I’m not the naturally maternal type, but I fell in love with the children on that stage: from the back of the stalls, I could see their eyes twinkling with excitement. Not only are they totally adorable, but the young cast demonstrates breathtaking and diverse talent. Effortlessly guided and supported by the professional actors, the children add an extra and much-needed dynamic to the performance. I’ll be honest, I thought I’d hate the scenes with a stage full of “stage-school-esque” children – but I stand corrected. I enjoyed their involvement far more than the professional scenes that focused on the narrative of the story.
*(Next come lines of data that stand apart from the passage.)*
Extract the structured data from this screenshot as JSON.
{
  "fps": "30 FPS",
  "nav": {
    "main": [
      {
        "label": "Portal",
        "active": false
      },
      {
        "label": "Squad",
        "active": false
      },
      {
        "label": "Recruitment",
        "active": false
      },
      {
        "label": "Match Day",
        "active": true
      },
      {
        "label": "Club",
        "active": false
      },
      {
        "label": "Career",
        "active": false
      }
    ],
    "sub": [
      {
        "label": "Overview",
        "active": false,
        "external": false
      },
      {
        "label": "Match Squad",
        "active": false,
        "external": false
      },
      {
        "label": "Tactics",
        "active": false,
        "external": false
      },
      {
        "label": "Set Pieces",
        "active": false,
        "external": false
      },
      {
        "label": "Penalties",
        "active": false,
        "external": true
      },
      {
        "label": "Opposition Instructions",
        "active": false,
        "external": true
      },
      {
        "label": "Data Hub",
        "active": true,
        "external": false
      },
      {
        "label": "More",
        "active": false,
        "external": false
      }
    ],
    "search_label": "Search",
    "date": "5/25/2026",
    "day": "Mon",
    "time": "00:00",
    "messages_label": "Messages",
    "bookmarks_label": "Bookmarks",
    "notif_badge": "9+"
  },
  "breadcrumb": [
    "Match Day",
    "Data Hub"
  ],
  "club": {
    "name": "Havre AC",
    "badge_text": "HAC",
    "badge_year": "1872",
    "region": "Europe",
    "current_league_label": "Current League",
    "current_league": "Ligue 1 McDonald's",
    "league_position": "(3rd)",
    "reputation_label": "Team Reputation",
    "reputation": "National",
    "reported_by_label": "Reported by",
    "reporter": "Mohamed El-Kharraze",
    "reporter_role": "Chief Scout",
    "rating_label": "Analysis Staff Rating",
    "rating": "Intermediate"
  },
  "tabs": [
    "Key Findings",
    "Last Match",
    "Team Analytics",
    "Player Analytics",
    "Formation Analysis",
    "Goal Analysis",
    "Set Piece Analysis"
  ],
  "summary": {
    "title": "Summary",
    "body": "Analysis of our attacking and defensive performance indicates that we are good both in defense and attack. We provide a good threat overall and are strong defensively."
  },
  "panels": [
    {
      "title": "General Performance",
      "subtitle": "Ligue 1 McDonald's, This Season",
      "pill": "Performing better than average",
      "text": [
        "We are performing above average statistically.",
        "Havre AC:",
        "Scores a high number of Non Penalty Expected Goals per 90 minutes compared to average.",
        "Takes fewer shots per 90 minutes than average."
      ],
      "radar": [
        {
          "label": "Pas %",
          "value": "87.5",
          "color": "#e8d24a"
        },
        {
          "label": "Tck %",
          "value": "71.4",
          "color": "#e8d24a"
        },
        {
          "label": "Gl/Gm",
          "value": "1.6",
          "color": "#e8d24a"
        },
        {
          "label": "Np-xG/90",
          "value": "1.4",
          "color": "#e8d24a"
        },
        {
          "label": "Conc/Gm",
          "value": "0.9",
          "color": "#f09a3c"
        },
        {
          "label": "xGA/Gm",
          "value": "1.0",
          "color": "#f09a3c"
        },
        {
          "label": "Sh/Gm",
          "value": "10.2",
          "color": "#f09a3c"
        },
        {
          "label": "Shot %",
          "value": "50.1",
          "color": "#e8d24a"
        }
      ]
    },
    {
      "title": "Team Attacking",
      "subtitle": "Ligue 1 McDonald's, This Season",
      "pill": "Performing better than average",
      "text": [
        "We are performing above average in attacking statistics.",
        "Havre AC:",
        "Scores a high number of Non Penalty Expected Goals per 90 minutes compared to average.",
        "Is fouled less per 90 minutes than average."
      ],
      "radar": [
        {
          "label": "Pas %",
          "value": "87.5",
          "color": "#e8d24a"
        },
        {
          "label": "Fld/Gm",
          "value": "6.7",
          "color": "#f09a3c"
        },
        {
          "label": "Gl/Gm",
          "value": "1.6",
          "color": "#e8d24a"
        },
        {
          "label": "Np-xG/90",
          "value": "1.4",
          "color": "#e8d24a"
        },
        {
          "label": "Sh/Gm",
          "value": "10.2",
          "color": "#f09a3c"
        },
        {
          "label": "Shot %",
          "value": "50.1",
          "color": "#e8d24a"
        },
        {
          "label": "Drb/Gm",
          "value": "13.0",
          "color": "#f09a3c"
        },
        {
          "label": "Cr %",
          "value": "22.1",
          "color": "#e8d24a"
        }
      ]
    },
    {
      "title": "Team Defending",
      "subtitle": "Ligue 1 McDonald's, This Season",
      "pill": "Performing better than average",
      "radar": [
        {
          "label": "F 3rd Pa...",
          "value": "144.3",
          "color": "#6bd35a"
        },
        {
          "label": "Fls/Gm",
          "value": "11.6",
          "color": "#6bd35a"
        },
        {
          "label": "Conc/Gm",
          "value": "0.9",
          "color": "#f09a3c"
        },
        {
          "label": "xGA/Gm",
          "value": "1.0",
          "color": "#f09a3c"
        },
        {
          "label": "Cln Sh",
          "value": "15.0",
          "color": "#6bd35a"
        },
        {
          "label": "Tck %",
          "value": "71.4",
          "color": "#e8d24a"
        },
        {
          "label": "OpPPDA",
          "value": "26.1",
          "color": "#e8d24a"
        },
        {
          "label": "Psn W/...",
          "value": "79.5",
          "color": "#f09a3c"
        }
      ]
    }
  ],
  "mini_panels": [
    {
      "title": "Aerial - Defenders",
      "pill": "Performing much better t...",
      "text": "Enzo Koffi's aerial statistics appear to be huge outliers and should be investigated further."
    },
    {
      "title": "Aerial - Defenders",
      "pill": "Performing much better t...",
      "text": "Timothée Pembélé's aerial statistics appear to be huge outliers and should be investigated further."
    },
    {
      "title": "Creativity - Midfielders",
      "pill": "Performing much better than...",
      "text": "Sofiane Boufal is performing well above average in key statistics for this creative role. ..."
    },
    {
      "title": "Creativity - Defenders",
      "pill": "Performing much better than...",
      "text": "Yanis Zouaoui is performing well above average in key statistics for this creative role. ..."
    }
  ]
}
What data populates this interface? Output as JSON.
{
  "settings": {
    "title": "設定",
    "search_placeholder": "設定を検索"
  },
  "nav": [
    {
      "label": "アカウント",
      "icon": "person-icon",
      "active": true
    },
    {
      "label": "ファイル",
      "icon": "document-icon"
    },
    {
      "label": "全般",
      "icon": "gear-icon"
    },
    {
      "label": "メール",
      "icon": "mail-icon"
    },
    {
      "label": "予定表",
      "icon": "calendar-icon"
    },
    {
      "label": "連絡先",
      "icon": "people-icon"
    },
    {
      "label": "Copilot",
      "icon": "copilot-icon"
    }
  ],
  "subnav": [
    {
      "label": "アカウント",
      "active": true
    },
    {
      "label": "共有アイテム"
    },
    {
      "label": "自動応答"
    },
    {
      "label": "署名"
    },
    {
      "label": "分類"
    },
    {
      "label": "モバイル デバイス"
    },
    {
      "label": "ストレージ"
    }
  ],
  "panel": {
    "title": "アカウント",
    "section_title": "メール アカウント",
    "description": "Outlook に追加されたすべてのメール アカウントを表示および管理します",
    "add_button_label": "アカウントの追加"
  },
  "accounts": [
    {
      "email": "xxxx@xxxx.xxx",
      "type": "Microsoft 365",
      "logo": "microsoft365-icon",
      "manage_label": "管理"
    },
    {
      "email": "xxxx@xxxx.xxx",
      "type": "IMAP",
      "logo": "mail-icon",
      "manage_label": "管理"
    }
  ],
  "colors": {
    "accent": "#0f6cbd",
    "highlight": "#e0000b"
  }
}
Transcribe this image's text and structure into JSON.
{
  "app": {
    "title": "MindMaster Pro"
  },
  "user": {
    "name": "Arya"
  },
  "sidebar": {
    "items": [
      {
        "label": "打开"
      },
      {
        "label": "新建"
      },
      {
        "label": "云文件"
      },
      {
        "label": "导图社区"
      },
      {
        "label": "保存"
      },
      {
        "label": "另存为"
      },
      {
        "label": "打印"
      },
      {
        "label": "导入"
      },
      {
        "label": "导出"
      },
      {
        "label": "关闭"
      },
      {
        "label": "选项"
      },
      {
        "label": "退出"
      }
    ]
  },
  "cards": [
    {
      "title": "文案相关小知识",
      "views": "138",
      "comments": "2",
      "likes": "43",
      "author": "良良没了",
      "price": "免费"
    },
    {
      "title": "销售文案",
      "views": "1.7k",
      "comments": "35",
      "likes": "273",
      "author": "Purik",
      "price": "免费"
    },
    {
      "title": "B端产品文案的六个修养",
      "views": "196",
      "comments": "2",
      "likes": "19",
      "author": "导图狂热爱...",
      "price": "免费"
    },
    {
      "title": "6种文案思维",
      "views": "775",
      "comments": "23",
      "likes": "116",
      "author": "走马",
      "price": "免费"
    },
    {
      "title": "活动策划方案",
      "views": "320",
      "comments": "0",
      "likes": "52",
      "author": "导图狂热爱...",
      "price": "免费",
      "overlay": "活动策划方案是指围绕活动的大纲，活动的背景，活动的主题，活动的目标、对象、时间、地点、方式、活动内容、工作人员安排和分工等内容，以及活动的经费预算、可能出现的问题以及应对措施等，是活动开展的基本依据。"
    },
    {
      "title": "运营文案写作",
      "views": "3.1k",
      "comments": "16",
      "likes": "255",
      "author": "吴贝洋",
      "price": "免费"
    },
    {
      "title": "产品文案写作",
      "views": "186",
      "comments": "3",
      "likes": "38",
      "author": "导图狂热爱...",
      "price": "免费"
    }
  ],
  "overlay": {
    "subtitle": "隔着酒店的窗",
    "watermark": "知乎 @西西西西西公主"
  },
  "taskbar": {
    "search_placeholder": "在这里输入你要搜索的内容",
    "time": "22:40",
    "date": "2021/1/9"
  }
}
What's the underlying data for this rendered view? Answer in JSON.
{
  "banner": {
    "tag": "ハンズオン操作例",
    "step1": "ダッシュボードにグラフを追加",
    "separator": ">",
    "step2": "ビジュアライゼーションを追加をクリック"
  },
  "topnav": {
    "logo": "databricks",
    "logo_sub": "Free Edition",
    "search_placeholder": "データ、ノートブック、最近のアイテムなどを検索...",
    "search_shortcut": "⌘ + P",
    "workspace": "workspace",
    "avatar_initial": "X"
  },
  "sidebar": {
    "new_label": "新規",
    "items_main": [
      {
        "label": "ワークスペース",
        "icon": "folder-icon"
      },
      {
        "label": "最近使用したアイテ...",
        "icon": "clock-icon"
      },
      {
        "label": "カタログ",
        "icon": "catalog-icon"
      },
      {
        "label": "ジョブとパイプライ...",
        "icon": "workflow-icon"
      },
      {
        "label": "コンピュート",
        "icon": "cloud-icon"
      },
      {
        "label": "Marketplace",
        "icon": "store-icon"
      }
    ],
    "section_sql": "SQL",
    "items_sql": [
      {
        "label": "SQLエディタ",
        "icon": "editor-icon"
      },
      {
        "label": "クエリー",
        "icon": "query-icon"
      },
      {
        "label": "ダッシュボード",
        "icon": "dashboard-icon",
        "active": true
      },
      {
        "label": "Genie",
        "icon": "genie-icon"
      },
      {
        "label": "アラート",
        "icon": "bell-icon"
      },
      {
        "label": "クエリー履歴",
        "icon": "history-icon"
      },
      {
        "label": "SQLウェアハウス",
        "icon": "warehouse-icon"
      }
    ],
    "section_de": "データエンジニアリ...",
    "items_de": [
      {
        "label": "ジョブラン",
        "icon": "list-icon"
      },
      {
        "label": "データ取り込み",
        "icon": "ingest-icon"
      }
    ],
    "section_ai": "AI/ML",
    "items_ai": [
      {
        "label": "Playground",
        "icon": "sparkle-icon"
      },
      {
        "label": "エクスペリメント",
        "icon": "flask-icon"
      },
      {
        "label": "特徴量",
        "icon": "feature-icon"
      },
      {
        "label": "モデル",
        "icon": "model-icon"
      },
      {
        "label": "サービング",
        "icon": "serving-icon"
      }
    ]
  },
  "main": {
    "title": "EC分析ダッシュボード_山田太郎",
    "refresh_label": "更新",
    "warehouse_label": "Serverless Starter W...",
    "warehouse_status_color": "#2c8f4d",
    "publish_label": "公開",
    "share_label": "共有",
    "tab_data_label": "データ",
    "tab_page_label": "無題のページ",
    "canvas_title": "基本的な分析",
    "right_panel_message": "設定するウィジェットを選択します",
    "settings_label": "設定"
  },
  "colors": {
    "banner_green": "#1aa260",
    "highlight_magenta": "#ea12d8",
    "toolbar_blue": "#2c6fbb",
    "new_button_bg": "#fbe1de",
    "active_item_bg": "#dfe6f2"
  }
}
I don’t want to dwell on the flaws – mainly because one shouldn’t cast judgement on a theatre that does so much good by offering special and even life-changing opportunities to socially excluded young people. But to prove that I do have my “constructive criticism” hat on and so it’s noted for the record: some of the acting (by the professional cast) is not to the highest standard, and the flow of the story is not always easy to follow. But all in all, this is a wonderful piece of theatre: a charming tale beautifully told. And, as Christmas stories go, this will pull on your heart strings and make you feel warm and fuzzy inside.
Jo Collins’ music is fantastically orchestrated: the musical score contains magically moving melodies and totally toe-tapping tunes. Let’s put it this way; I would buy the soundtrack. I would even go so far as to say that the music is as good as the musicals in the West End.
Accepting this for what it is, Sleeping Beauty is a brilliant show. Children in the audience were practically hypnotised with wonder, and mums and dads were laughing along and marvelling in awe too. For those in the middle – neither a young pup or with child – it’s still an enjoyable, heart-warming evening. For that reason, this show needs recognition – go see it and show your support to the hundreds of children that have poured their heart into the performance.